I read a lot of books on relationships, confidence, and strength. I journaled. I cried when I needed to cry, even in the grocery store. I talked to my friends and family every day (bless them for listening to the same things again and again). And I had a ton of sessions with my amazing therapist who blew my mind nearly every week. It was slow going, and it was a lot of work, but it was worth it.
And as I lay here in bed, my baby boy hiccuping in my belly, I can honestly say that I like who I am. That I’m a completely different woman than I was last summer. That I am more confident, more self-assured, and more vulnerable than I ever have been. That I can look back at times in my life, see what I endured, see how I acted, and it seems like another human being all together.
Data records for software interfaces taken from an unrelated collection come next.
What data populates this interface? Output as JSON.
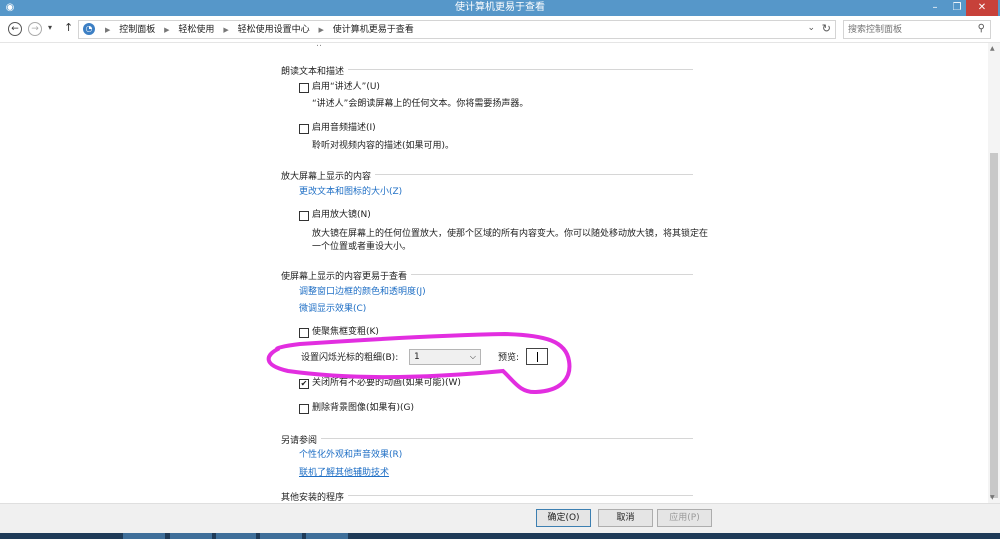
{
  "window": {
    "title": "使计算机更易于查看",
    "icon": "control-panel-icon"
  },
  "nav": {
    "breadcrumbs": [
      "控制面板",
      "轻松使用",
      "轻松使用设置中心",
      "使计算机更易于查看"
    ],
    "search_placeholder": "搜索控制面板"
  },
  "sections": {
    "narrator": {
      "heading": "朗读文本和描述",
      "narrator_label": "启用“讲述人”(U)",
      "narrator_checked": false,
      "narrator_desc": "“讲述人”会朗读屏幕上的任何文本。你将需要扬声器。",
      "audio_desc_label": "启用音频描述(I)",
      "audio_desc_checked": false,
      "audio_desc_desc": "聆听对视频内容的描述(如果可用)。"
    },
    "magnify": {
      "heading": "放大屏幕上显示的内容",
      "resize_link": "更改文本和图标的大小(Z)",
      "magnifier_label": "启用放大镜(N)",
      "magnifier_checked": false,
      "magnifier_desc_1": "放大镜在屏幕上的任何位置放大，使那个区域的所有内容变大。你可以随处移动放大镜，将其锁定在",
      "magnifier_desc_2": "一个位置或者重设大小。"
    },
    "easier": {
      "heading": "使屏幕上显示的内容更易于查看",
      "link_border": "调整窗口边框的颜色和透明度(J)",
      "link_cleartype": "微调显示效果(C)",
      "focus_label": "使聚焦框变粗(K)",
      "focus_checked": false,
      "cursor_label": "设置闪烁光标的粗细(B):",
      "cursor_value": "1",
      "preview_label": "预览:",
      "anim_label": "关闭所有不必要的动画(如果可能)(W)",
      "anim_checked": true,
      "bg_label": "删除背景图像(如果有)(G)",
      "bg_checked": false
    },
    "seealso": {
      "heading": "另请参阅",
      "link_personalize": "个性化外观和声音效果(R)",
      "link_assistive": "联机了解其他辅助技术"
    },
    "other": {
      "heading": "其他安装的程序"
    }
  },
  "footer": {
    "ok": "确定(O)",
    "cancel": "取消",
    "apply": "应用(P)"
  },
  "colors": {
    "titlebar": "#5697c9",
    "link": "#1f6fc5",
    "highlight": "#e22ee0",
    "close": "#c7413a"
  }
}
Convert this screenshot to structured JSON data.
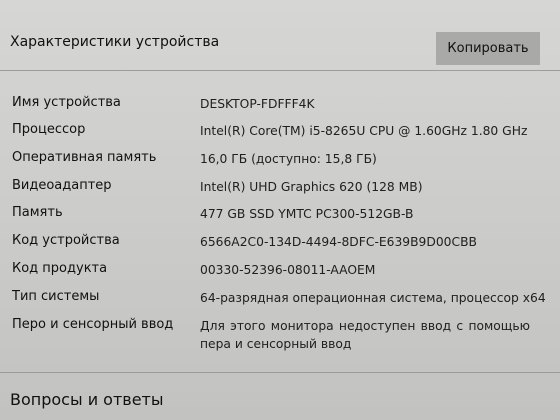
{
  "header": {
    "title": "Характеристики устройства",
    "copy_label": "Копировать"
  },
  "specs": [
    {
      "label": "Имя устройства",
      "value": "DESKTOP-FDFFF4K"
    },
    {
      "label": "Процессор",
      "value": "Intel(R) Core(TM) i5-8265U CPU @ 1.60GHz   1.80 GHz"
    },
    {
      "label": "Оперативная память",
      "value": "16,0 ГБ (доступно: 15,8 ГБ)"
    },
    {
      "label": "Видеоадаптер",
      "value": "Intel(R) UHD Graphics 620 (128 MB)"
    },
    {
      "label": "Память",
      "value": "477 GB SSD YMTC PC300-512GB-B"
    },
    {
      "label": "Код устройства",
      "value": "6566A2C0-134D-4494-8DFC-E639B9D00CBB"
    },
    {
      "label": "Код продукта",
      "value": "00330-52396-08011-AAOEM"
    },
    {
      "label": "Тип системы",
      "value": "64-разрядная операционная система, процессор x64"
    },
    {
      "label": "Перо и сенсорный ввод",
      "value": "Для этого монитора недоступен ввод с помощью пера и сенсорный ввод"
    }
  ],
  "faq": {
    "title": "Вопросы и ответы"
  }
}
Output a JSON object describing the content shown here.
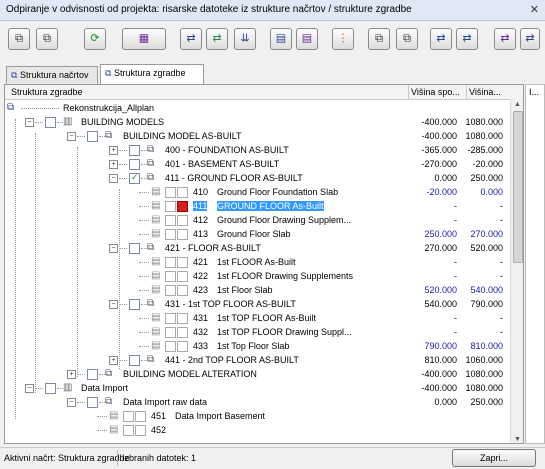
{
  "window": {
    "title": "Odpiranje v odvisnosti od projekta: risarske datoteke iz strukture načrtov / strukture zgradbe",
    "close": "✕"
  },
  "toolbar": [
    {
      "name": "toolbar-btn-1-icon",
      "glyph": "⧉",
      "color": "#333"
    },
    {
      "name": "toolbar-btn-2-icon",
      "glyph": "⧉",
      "color": "#333"
    },
    {
      "name": "refresh-icon",
      "glyph": "⟳",
      "color": "#1a8a1a"
    },
    {
      "name": "toolbar-btn-4-icon",
      "glyph": "▦",
      "color": "#6a2a9a"
    },
    {
      "name": "toolbar-btn-5-icon",
      "glyph": "⇄",
      "color": "#2a4a9a"
    },
    {
      "name": "toolbar-btn-6-icon",
      "glyph": "⇄",
      "color": "#2a8a4a"
    },
    {
      "name": "toolbar-btn-7-icon",
      "glyph": "⇊",
      "color": "#2a4a9a"
    },
    {
      "name": "toolbar-btn-8-icon",
      "glyph": "▤",
      "color": "#2a4a9a"
    },
    {
      "name": "toolbar-btn-9-icon",
      "glyph": "▤",
      "color": "#6a2a9a"
    },
    {
      "name": "info-icon",
      "glyph": "⋮",
      "color": "#c07000"
    },
    {
      "name": "toolbar-btn-11-icon",
      "glyph": "⧉",
      "color": "#333"
    },
    {
      "name": "toolbar-btn-12-icon",
      "glyph": "⧉",
      "color": "#333"
    },
    {
      "name": "toolbar-btn-13-icon",
      "glyph": "⇄",
      "color": "#2a4a9a"
    },
    {
      "name": "toolbar-btn-14-icon",
      "glyph": "⇄",
      "color": "#2a4a9a"
    },
    {
      "name": "toolbar-btn-15-icon",
      "glyph": "⇄",
      "color": "#6a2a9a"
    },
    {
      "name": "toolbar-btn-16-icon",
      "glyph": "⇄",
      "color": "#2a4a9a"
    }
  ],
  "tabs": [
    {
      "label": "Struktura načrtov",
      "active": false
    },
    {
      "label": "Struktura zgradbe",
      "active": true
    }
  ],
  "columns": {
    "name": "Struktura zgradbe",
    "height1": "Višina spo...",
    "height2": "Višina...",
    "extra": "I..."
  },
  "rows": [
    {
      "level": 0,
      "exp": "",
      "cb": null,
      "icon": "root-icon",
      "name": "Rekonstrukcija_Allplan",
      "v1": "",
      "v2": "",
      "bold": false,
      "type": "root"
    },
    {
      "level": 1,
      "exp": "−",
      "cb": "off",
      "icon": "structure-icon",
      "name": "BUILDING MODELS",
      "v1": "-400.000",
      "v2": "1080.000",
      "bold": false,
      "type": "node"
    },
    {
      "level": 2,
      "exp": "−",
      "cb": "off",
      "icon": "stack-icon",
      "name": "BUILDING MODEL AS-BUILT",
      "v1": "-400.000",
      "v2": "1080.000",
      "bold": false,
      "type": "node"
    },
    {
      "level": 3,
      "exp": "+",
      "cb": "off",
      "icon": "stack-icon",
      "name": "400 - FOUNDATION AS-BUILT",
      "v1": "-365.000",
      "v2": "-285.000",
      "bold": false,
      "type": "node"
    },
    {
      "level": 3,
      "exp": "+",
      "cb": "off",
      "icon": "stack-icon",
      "name": "401 - BASEMENT AS-BUILT",
      "v1": "-270.000",
      "v2": "-20.000",
      "bold": false,
      "type": "node"
    },
    {
      "level": 3,
      "exp": "−",
      "cb": "on",
      "icon": "stack-icon",
      "name": "411 - GROUND FLOOR AS-BUILT",
      "v1": "0.000",
      "v2": "250.000",
      "bold": false,
      "type": "node"
    },
    {
      "level": 4,
      "num": "410",
      "name": "Ground Floor Foundation Slab",
      "v1": "-20.000",
      "v2": "0.000",
      "blue": true,
      "type": "file"
    },
    {
      "level": 4,
      "num": "411",
      "name": "GROUND FLOOR As-Built",
      "v1": "-",
      "v2": "-",
      "blue": false,
      "type": "file",
      "selected": true,
      "red": true
    },
    {
      "level": 4,
      "num": "412",
      "name": "Ground Floor Drawing Supplem...",
      "v1": "-",
      "v2": "-",
      "blue": false,
      "type": "file"
    },
    {
      "level": 4,
      "num": "413",
      "name": "Ground Floor Slab",
      "v1": "250.000",
      "v2": "270.000",
      "blue": true,
      "type": "file"
    },
    {
      "level": 3,
      "exp": "−",
      "cb": "off",
      "icon": "stack-icon",
      "name": "421 - FLOOR AS-BUILT",
      "v1": "270.000",
      "v2": "520.000",
      "bold": false,
      "type": "node"
    },
    {
      "level": 4,
      "num": "421",
      "name": "1st FLOOR As-Built",
      "v1": "-",
      "v2": "-",
      "blue": false,
      "type": "file"
    },
    {
      "level": 4,
      "num": "422",
      "name": "1st FLOOR Drawing Supplements",
      "v1": "-",
      "v2": "-",
      "blue": false,
      "type": "file"
    },
    {
      "level": 4,
      "num": "423",
      "name": "1st Floor Slab",
      "v1": "520.000",
      "v2": "540.000",
      "blue": true,
      "type": "file"
    },
    {
      "level": 3,
      "exp": "−",
      "cb": "off",
      "icon": "stack-icon",
      "name": "431 - 1st TOP FLOOR AS-BUILT",
      "v1": "540.000",
      "v2": "790.000",
      "bold": false,
      "type": "node"
    },
    {
      "level": 4,
      "num": "431",
      "name": "1st TOP FLOOR As-Built",
      "v1": "-",
      "v2": "-",
      "blue": false,
      "type": "file"
    },
    {
      "level": 4,
      "num": "432",
      "name": "1st TOP FLOOR Drawing Suppl...",
      "v1": "-",
      "v2": "-",
      "blue": false,
      "type": "file"
    },
    {
      "level": 4,
      "num": "433",
      "name": "1st Top Floor Slab",
      "v1": "790.000",
      "v2": "810.000",
      "blue": true,
      "type": "file"
    },
    {
      "level": 3,
      "exp": "+",
      "cb": "off",
      "icon": "stack-icon",
      "name": "441 - 2nd TOP FLOOR AS-BUILT",
      "v1": "810.000",
      "v2": "1060.000",
      "bold": false,
      "type": "node"
    },
    {
      "level": 2,
      "exp": "+",
      "cb": "off",
      "icon": "stack-icon",
      "name": "BUILDING MODEL ALTERATION",
      "v1": "-400.000",
      "v2": "1080.000",
      "bold": false,
      "type": "node"
    },
    {
      "level": 1,
      "exp": "−",
      "cb": "off",
      "icon": "structure-icon",
      "name": "Data Import",
      "v1": "-400.000",
      "v2": "1080.000",
      "bold": false,
      "type": "node"
    },
    {
      "level": 2,
      "exp": "−",
      "cb": "off",
      "icon": "stack-icon",
      "name": "Data Import raw data",
      "v1": "0.000",
      "v2": "250.000",
      "bold": false,
      "type": "node"
    },
    {
      "level": 3,
      "num": "451",
      "name": "Data Import Basement",
      "v1": "",
      "v2": "",
      "blue": false,
      "type": "file"
    },
    {
      "level": 3,
      "num": "452",
      "name": "",
      "v1": "",
      "v2": "",
      "blue": false,
      "type": "file"
    }
  ],
  "status": {
    "active_drawing": "Aktivni načrt: Struktura zgradbe",
    "selected_files": "Izbranih datotek: 1",
    "close_button": "Zapri..."
  }
}
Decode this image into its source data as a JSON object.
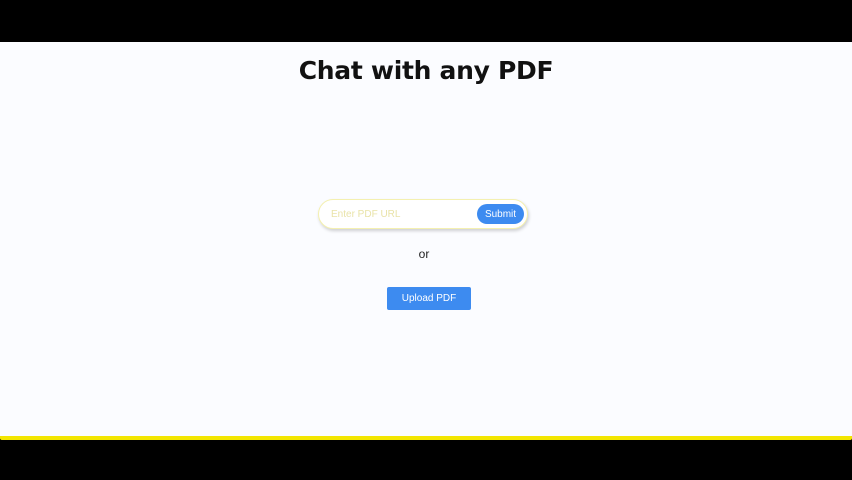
{
  "header": {
    "title": "Chat with any PDF"
  },
  "url_form": {
    "placeholder": "Enter PDF URL",
    "value": "",
    "submit_label": "Submit"
  },
  "divider": {
    "text": "or"
  },
  "upload": {
    "label": "Upload PDF"
  },
  "colors": {
    "page_background": "#fbfcff",
    "primary_button": "#3d8bf0",
    "accent_bar": "#f3e600",
    "input_border": "#f4f0b0"
  }
}
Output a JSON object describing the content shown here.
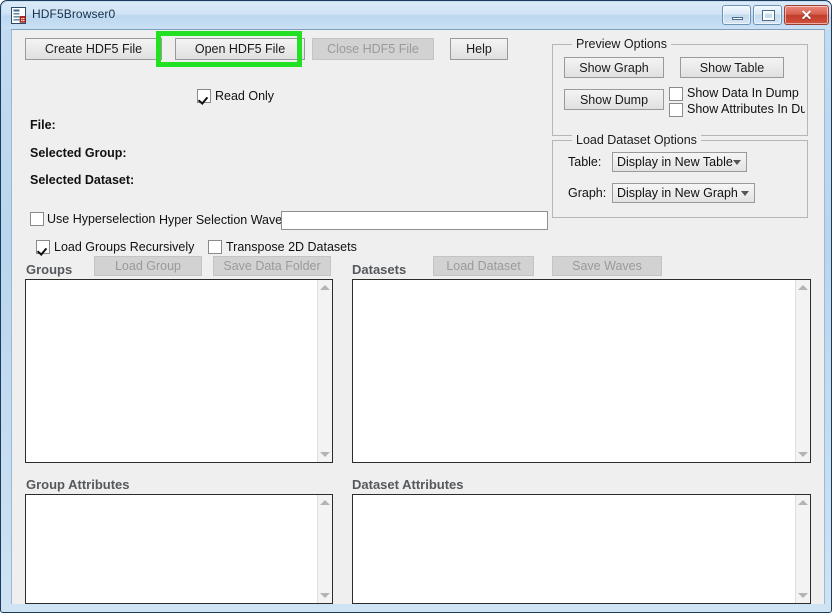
{
  "window": {
    "title": "HDF5Browser0",
    "icon": "hdf5-document-icon",
    "controls": {
      "minimize": "minimize-icon",
      "maximize": "maximize-icon",
      "close_label": "✕"
    },
    "accent_border": "#1b3a5c",
    "titlebar_color": "#cfe2f4",
    "client_bg": "#efefef",
    "annotation_color": "#22e022"
  },
  "toolbar": {
    "create_label": "Create HDF5 File",
    "open_label": "Open HDF5 File",
    "close_label": "Close HDF5 File",
    "help_label": "Help",
    "close_enabled": false,
    "read_only": {
      "label": "Read Only",
      "checked": true
    }
  },
  "info": {
    "file_label": "File:",
    "file_value": "",
    "selected_group_label": "Selected Group:",
    "selected_group_value": "",
    "selected_dataset_label": "Selected Dataset:",
    "selected_dataset_value": ""
  },
  "options": {
    "use_hyperselection": {
      "label": "Use Hyperselection",
      "checked": false
    },
    "hyper_wave_label": "Hyper Selection Wave:",
    "hyper_wave_value": "",
    "hyper_wave_placeholder": "",
    "load_recursively": {
      "label": "Load Groups Recursively",
      "checked": true
    },
    "transpose_2d": {
      "label": "Transpose 2D Datasets",
      "checked": false
    }
  },
  "preview_options": {
    "legend": "Preview Options",
    "show_graph": "Show Graph",
    "show_table": "Show Table",
    "show_dump": "Show Dump",
    "show_data_in_dump": {
      "label": "Show Data In Dump",
      "checked": false
    },
    "show_attributes_in_dump": {
      "label": "Show Attributes In Dump",
      "checked": false
    }
  },
  "load_dataset_options": {
    "legend": "Load Dataset Options",
    "table_label": "Table:",
    "table_value": "Display in New Table",
    "table_options": [
      "Display in New Table"
    ],
    "graph_label": "Graph:",
    "graph_value": "Display in New Graph",
    "graph_options": [
      "Display in New Graph"
    ]
  },
  "panels": {
    "groups": {
      "title": "Groups",
      "load_button": "Load Group",
      "save_button": "Save Data Folder",
      "items": [],
      "buttons_enabled": false
    },
    "datasets": {
      "title": "Datasets",
      "load_button": "Load Dataset",
      "save_button": "Save Waves",
      "items": [],
      "buttons_enabled": false
    },
    "group_attributes": {
      "title": "Group Attributes",
      "items": []
    },
    "dataset_attributes": {
      "title": "Dataset Attributes",
      "items": []
    }
  }
}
My business is flourishing. I’m getting more and more freelance work again. My home renovations are complete, and they are more incredible than I could have ever imagined, so I now have the house of my dreams (and my insane nesting instincts cleaned, organized, and unpacked the house for two weeks of 14+ hour days. RIP my feet and back). My parents and their partners are both in town again, so I am surrounded by family.
I still cry sometimes, but it’s often out of happiness. I’ll be talking to my baby boy, telling him about all of the adventures I’ll take him on – safaris and beaches and road trips – and he’ll give me a little poke. I’ll play him our favourite songs, and he’ll dance and kick. I’ll hold my belly tight and tell him how much I love him already, and he’ll press his bum up near my belly button so I can give him little pats.
He is everything. He is worth every single tear, every single moment that needed to happen to get me to this point, to get me to be the very best mom I can be to him, strong and capable and ready.
I saw something recently on Instagram that quoted a poem by Mark Nepo. “The flower doesn’t dream of the bee. It blossoms and the bee comes.”
And as fucking cliched as it all is, I feel like I’ve finally blossomed. That I am here, fully present, fully whole. That the life that is about to begin for me and for my child is so full of love and adventure and happiness. My new life, my baby boy – my bee, as it were – they are here.
2021 was so difficult I think I will look back at it and wonder how I managed to get through it. But as hard as it was, I am so amazingly thankful for it. I told my therapist about a time last August when, even though I wasn’t alone in the house, I felt more alone than I ever had. I was on the bathroom floor, crying. I couldn’t imagine being a single mom, of going through all of this on my own. I was gripped by fear, panic, desperation, sorrow.
“What would you say to her?” my therapist asked. “If you could go back and kneel beside her, what would you tell her?”
I’d tell her that yes, this is going to be hard, harder than you can even imagine. I’d tell her that, although you can’t see it now, it is all going to lead to a place of peace, of happiness, of love. I’d tell her that it’s all going to be OK. It’s going to be better than OK.
I’d tell her – as she lay there crying, wondering how life could ever be radiant or happy or carefree again – that it’s going to be the best damn thing that ever happened to you in your entire life.